We've opened registration for our fifth season (September 14-16 in Chester, CT), and this year we're adding special guest instructor, Hank Phillippi Ryan. She'll be there, talking about (among other things) how to use techniques TV journalism to pump up your novel.
This year, we had great news that three of our alums have landed book contracts. Barbara Ross, Edith Maxwell, and Liz Mugavero all have multiple book deals. We are doing the happy dance with them.
And here's the thing: there are a bunch more enormously talented alums who will most certainly be signing their own book deals soon, too.

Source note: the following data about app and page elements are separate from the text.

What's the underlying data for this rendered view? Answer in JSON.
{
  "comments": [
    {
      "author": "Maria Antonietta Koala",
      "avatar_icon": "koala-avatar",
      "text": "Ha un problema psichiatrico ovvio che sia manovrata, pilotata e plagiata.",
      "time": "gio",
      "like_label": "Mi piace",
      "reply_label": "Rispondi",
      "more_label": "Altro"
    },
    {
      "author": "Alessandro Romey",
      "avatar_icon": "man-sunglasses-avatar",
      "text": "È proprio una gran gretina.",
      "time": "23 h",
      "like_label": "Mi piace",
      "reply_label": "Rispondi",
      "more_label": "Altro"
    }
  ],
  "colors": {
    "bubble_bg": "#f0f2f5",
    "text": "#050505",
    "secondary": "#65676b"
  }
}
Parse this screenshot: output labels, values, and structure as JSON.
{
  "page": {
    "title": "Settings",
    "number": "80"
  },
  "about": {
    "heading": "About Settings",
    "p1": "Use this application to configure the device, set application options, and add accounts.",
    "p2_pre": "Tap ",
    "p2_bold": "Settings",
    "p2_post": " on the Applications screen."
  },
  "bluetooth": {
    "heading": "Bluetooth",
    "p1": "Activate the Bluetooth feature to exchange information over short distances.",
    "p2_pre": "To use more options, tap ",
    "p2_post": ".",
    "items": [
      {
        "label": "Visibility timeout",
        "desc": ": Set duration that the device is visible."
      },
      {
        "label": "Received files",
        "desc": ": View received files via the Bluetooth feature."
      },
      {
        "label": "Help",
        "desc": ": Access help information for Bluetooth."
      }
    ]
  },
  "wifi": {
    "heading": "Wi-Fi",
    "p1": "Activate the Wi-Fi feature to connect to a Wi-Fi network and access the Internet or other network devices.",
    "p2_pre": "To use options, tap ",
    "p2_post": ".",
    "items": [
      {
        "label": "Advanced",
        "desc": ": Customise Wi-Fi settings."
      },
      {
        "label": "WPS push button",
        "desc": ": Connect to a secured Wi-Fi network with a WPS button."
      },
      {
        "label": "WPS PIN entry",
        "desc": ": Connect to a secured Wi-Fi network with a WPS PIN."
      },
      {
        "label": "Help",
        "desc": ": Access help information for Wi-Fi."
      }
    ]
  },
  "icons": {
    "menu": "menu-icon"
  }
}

The day after each retreat, I am exhausted and exhilarated. Here's one of my favorite morning-after emails came from KB Inglee, who was with us in 2010. She wrote: "I think I will finish killing Charles this morning. I have found it really gratifying to do it with violence."

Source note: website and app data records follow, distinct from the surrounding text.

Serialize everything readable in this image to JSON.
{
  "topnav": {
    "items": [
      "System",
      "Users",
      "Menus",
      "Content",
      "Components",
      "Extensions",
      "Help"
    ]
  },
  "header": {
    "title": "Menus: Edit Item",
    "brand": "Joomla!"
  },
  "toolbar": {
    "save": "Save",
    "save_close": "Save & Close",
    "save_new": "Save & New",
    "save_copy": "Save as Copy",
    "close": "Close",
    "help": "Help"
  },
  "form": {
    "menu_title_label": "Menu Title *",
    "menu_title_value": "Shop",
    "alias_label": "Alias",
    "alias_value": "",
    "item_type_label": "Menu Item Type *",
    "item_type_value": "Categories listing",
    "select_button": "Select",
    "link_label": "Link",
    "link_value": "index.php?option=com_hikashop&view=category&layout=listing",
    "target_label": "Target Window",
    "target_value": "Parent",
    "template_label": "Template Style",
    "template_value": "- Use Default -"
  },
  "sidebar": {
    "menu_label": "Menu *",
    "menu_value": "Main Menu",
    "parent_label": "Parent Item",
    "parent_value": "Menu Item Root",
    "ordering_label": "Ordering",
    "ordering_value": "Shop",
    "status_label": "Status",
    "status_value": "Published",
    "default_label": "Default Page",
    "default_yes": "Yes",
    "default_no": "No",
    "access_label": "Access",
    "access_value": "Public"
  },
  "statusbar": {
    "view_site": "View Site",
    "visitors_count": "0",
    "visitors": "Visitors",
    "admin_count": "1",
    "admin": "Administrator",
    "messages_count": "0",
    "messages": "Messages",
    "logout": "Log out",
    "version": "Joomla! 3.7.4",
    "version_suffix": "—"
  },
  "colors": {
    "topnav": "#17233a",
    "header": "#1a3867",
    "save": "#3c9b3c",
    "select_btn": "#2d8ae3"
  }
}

We always feel we learn as much as the participants. So we thought we'd share a few insights. Here are a few of mine:
1. Don't judge a writer by their writing: I've been astonished, year after year, by the amazing growth that takes place for some writers, just over the course of a weekend.

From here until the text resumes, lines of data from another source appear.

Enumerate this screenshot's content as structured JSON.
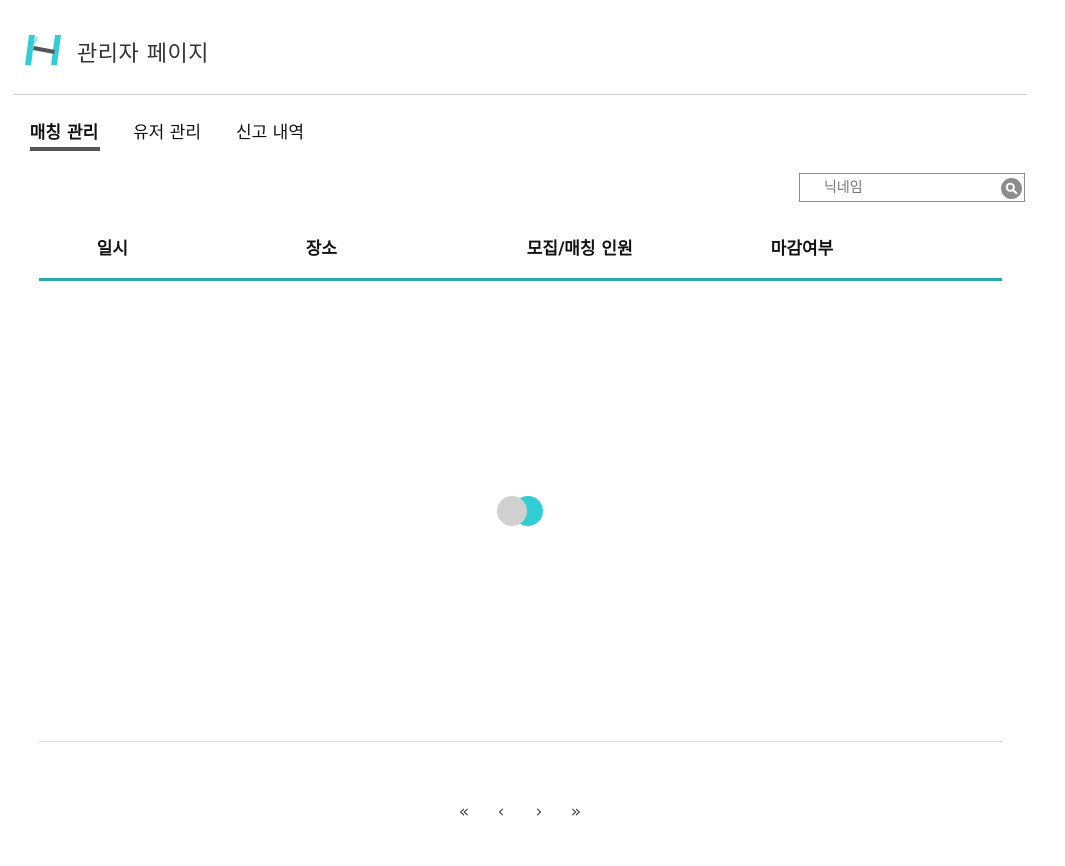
{
  "header": {
    "title": "관리자 페이지",
    "logo_icon": "logo-h-icon",
    "logo_color": "#33cdd5"
  },
  "tabs": [
    {
      "label": "매칭 관리",
      "active": true
    },
    {
      "label": "유저 관리",
      "active": false
    },
    {
      "label": "신고 내역",
      "active": false
    }
  ],
  "search": {
    "placeholder": "닉네임",
    "value": "",
    "icon": "search-icon"
  },
  "table": {
    "columns": [
      "일시",
      "장소",
      "모집/매칭 인원",
      "마감여부"
    ],
    "rows": [],
    "accent_color": "#2ba8ad"
  },
  "loading": {
    "icon": "loading-spinner-icon",
    "colors": [
      "#d0d0d0",
      "#33cdd5"
    ]
  },
  "pagination": {
    "first": "«",
    "prev": "‹",
    "next": "›",
    "last": "»"
  }
}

2. It's easy to see the flaws in your own work in the work of others: why this is I cannot tell you, but it's very satisfying when you see that light bulb go off and the writer says, "Oh, NOW I get what you're talking about."
3. One of the most important take-aways: Put the characters in the driver's seat.
4. Viewpoint is still one of the biggest stumbling blocks for new writers.
LUCY BURDETTE (AKA ROBERTA ISLEIB): I have to second Hallie's excitement about the Seascape weekend. It's different from most of the workshops and conferences out there, because everyone does a lot of work ahead of time, and then we talk and talk and talk.
Here are a few of the things I've taken away.
1. Anything can be fixed. But you have to write it first. This probably comes directly from you Hallie, but I couldn't agree more: Just hold your nose and write!
2. Stay as close to the real experience of the characters as you can and let them lead--rather than trying to jam them into your plot and your story.
3. The mystery writing community is so generous. We've seen over and over on this weekend how the participants get excited about each others' stories and really work hard to make them better.
HANK PHILLIPPI RYAN: What I hope to bring to the party?
1. Writing a good book is difficult. When you start thinking--whoa. This is hard! Then hurray. You're a writer.
2. Anything can be fixed, I so agree. Worrying does not help. Sometimes the best secret is to let go. Give yourself a break, and let your mind bloom. The characters will tell you what will happen if you listen to them.
3. There is no writers block. Working in journalism teaches you how to banish it. I will share!
Hurray for KB! And can't wait to be part of the stories we'll all be telling next year.
HALLIE: Registration is open. More information...
Have you been to any kind of retreat, writing or otherwise, and did you come away with a nice big fat Aha! Please, share!